§ Exercise details: Read the data and repeat all of it exactly.

§ Task inputs:
■ ■ ■ ■ ■ ■ ■
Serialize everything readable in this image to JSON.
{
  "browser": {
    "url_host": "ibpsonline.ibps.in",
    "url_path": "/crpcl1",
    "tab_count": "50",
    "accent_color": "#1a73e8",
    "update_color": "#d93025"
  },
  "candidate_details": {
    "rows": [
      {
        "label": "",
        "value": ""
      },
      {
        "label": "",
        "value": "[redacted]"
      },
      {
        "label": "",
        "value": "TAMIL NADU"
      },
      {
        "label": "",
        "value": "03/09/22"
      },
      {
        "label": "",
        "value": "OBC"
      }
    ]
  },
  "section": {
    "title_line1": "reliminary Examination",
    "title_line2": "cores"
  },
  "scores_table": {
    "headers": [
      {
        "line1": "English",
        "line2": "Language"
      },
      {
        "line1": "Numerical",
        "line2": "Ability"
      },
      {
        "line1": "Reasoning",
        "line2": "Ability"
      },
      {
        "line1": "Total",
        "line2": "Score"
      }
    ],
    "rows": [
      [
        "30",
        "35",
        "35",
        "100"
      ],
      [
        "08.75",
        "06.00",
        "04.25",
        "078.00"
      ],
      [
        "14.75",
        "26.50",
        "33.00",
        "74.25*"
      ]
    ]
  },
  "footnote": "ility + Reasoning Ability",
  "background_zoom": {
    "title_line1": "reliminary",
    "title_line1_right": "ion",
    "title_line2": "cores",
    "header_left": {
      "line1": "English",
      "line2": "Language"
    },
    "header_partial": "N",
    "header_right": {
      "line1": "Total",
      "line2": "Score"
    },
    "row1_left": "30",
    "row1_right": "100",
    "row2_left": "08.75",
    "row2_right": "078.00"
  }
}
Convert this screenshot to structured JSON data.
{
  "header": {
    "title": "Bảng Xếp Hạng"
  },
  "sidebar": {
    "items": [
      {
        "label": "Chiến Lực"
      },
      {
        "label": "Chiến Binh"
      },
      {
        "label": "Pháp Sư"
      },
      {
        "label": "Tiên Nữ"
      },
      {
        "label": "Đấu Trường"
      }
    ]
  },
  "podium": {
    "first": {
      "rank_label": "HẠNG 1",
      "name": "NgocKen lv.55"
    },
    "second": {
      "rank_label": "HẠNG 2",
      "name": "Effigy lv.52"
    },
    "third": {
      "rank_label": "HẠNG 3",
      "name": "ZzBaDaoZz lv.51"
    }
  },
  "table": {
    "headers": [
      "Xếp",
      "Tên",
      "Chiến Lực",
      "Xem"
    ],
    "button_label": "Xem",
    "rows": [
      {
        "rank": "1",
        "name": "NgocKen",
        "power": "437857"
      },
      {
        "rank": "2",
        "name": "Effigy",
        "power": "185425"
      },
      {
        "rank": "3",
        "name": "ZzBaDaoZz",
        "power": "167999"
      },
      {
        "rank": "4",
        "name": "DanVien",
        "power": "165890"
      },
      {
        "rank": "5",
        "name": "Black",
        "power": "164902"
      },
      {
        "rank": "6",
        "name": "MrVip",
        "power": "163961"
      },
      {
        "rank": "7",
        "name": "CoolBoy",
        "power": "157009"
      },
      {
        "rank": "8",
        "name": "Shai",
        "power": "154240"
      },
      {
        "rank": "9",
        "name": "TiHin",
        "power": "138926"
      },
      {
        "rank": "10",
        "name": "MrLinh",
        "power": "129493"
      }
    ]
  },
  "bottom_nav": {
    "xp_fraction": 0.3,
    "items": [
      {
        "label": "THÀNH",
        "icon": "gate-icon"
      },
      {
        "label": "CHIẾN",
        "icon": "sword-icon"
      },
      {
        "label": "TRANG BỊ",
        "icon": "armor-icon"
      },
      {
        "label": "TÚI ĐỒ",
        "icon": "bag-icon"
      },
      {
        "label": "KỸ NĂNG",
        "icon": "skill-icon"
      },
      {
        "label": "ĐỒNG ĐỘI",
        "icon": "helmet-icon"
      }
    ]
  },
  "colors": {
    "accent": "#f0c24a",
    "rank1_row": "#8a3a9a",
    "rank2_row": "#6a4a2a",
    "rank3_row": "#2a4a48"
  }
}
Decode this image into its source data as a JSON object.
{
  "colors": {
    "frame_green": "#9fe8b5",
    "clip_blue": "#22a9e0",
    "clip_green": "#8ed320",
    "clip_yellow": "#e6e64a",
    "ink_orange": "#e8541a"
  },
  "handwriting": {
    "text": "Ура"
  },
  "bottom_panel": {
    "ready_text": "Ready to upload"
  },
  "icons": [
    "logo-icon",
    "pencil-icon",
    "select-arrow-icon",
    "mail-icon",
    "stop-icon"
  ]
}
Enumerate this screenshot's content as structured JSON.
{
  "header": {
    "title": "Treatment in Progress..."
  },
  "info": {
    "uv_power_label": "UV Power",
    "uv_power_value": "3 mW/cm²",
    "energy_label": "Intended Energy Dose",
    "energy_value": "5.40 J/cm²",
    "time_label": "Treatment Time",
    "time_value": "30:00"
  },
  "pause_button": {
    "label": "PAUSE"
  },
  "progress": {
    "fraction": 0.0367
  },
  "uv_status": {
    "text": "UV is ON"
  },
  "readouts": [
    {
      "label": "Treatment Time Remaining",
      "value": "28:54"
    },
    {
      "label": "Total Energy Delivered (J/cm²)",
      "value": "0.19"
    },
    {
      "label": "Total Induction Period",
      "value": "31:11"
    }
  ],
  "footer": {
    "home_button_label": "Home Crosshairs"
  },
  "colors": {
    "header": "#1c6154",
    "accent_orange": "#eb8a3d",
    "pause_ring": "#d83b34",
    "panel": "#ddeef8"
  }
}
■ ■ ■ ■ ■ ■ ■
§ Result for this task:
Serialize everything readable in this image to JSON.
{
  "browser": {
    "url_host": "ibpsonline.ibps.in",
    "url_path": "/crpcl1",
    "tab_count": "50",
    "accent_color": "#1a73e8",
    "update_color": "#d93025"
  },
  "candidate_details": {
    "rows": [
      {
        "label": "",
        "value": ""
      },
      {
        "label": "",
        "value": "[redacted]"
      },
      {
        "label": "",
        "value": "TAMIL NADU"
      },
      {
        "label": "",
        "value": "03/09/22"
      },
      {
        "label": "",
        "value": "OBC"
      }
    ]
  },
  "section": {
    "title_line1": "reliminary Examination",
    "title_line2": "cores"
  },
  "scores_table": {
    "headers": [
      {
        "line1": "English",
        "line2": "Language"
      },
      {
        "line1": "Numerical",
        "line2": "Ability"
      },
      {
        "line1": "Reasoning",
        "line2": "Ability"
      },
      {
        "line1": "Total",
        "line2": "Score"
      }
    ],
    "rows": [
      [
        "30",
        "35",
        "35",
        "100"
      ],
      [
        "08.75",
        "06.00",
        "04.25",
        "078.00"
      ],
      [
        "14.75",
        "26.50",
        "33.00",
        "74.25*"
      ]
    ]
  },
  "footnote": "ility + Reasoning Ability",
  "background_zoom": {
    "title_line1": "reliminary",
    "title_line1_right": "ion",
    "title_line2": "cores",
    "header_left": {
      "line1": "English",
      "line2": "Language"
    },
    "header_partial": "N",
    "header_right": {
      "line1": "Total",
      "line2": "Score"
    },
    "row1_left": "30",
    "row1_right": "100",
    "row2_left": "08.75",
    "row2_right": "078.00"
  }
}
Convert this screenshot to structured JSON data.
{
  "header": {
    "title": "Bảng Xếp Hạng"
  },
  "sidebar": {
    "items": [
      {
        "label": "Chiến Lực"
      },
      {
        "label": "Chiến Binh"
      },
      {
        "label": "Pháp Sư"
      },
      {
        "label": "Tiên Nữ"
      },
      {
        "label": "Đấu Trường"
      }
    ]
  },
  "podium": {
    "first": {
      "rank_label": "HẠNG 1",
      "name": "NgocKen lv.55"
    },
    "second": {
      "rank_label": "HẠNG 2",
      "name": "Effigy lv.52"
    },
    "third": {
      "rank_label": "HẠNG 3",
      "name": "ZzBaDaoZz lv.51"
    }
  },
  "table": {
    "headers": [
      "Xếp",
      "Tên",
      "Chiến Lực",
      "Xem"
    ],
    "button_label": "Xem",
    "rows": [
      {
        "rank": "1",
        "name": "NgocKen",
        "power": "437857"
      },
      {
        "rank": "2",
        "name": "Effigy",
        "power": "185425"
      },
      {
        "rank": "3",
        "name": "ZzBaDaoZz",
        "power": "167999"
      },
      {
        "rank": "4",
        "name": "DanVien",
        "power": "165890"
      },
      {
        "rank": "5",
        "name": "Black",
        "power": "164902"
      },
      {
        "rank": "6",
        "name": "MrVip",
        "power": "163961"
      },
      {
        "rank": "7",
        "name": "CoolBoy",
        "power": "157009"
      },
      {
        "rank": "8",
        "name": "Shai",
        "power": "154240"
      },
      {
        "rank": "9",
        "name": "TiHin",
        "power": "138926"
      },
      {
        "rank": "10",
        "name": "MrLinh",
        "power": "129493"
      }
    ]
  },
  "bottom_nav": {
    "xp_fraction": 0.3,
    "items": [
      {
        "label": "THÀNH",
        "icon": "gate-icon"
      },
      {
        "label": "CHIẾN",
        "icon": "sword-icon"
      },
      {
        "label": "TRANG BỊ",
        "icon": "armor-icon"
      },
      {
        "label": "TÚI ĐỒ",
        "icon": "bag-icon"
      },
      {
        "label": "KỸ NĂNG",
        "icon": "skill-icon"
      },
      {
        "label": "ĐỒNG ĐỘI",
        "icon": "helmet-icon"
      }
    ]
  },
  "colors": {
    "accent": "#f0c24a",
    "rank1_row": "#8a3a9a",
    "rank2_row": "#6a4a2a",
    "rank3_row": "#2a4a48"
  }
}
Decode this image into its source data as a JSON object.
{
  "colors": {
    "frame_green": "#9fe8b5",
    "clip_blue": "#22a9e0",
    "clip_green": "#8ed320",
    "clip_yellow": "#e6e64a",
    "ink_orange": "#e8541a"
  },
  "handwriting": {
    "text": "Ура"
  },
  "bottom_panel": {
    "ready_text": "Ready to upload"
  },
  "icons": [
    "logo-icon",
    "pencil-icon",
    "select-arrow-icon",
    "mail-icon",
    "stop-icon"
  ]
}
Enumerate this screenshot's content as structured JSON.
{
  "header": {
    "title": "Treatment in Progress..."
  },
  "info": {
    "uv_power_label": "UV Power",
    "uv_power_value": "3 mW/cm²",
    "energy_label": "Intended Energy Dose",
    "energy_value": "5.40 J/cm²",
    "time_label": "Treatment Time",
    "time_value": "30:00"
  },
  "pause_button": {
    "label": "PAUSE"
  },
  "progress": {
    "fraction": 0.0367
  },
  "uv_status": {
    "text": "UV is ON"
  },
  "readouts": [
    {
      "label": "Treatment Time Remaining",
      "value": "28:54"
    },
    {
      "label": "Total Energy Delivered (J/cm²)",
      "value": "0.19"
    },
    {
      "label": "Total Induction Period",
      "value": "31:11"
    }
  ],
  "footer": {
    "home_button_label": "Home Crosshairs"
  },
  "colors": {
    "header": "#1c6154",
    "accent_orange": "#eb8a3d",
    "pause_ring": "#d83b34",
    "panel": "#ddeef8"
  }
}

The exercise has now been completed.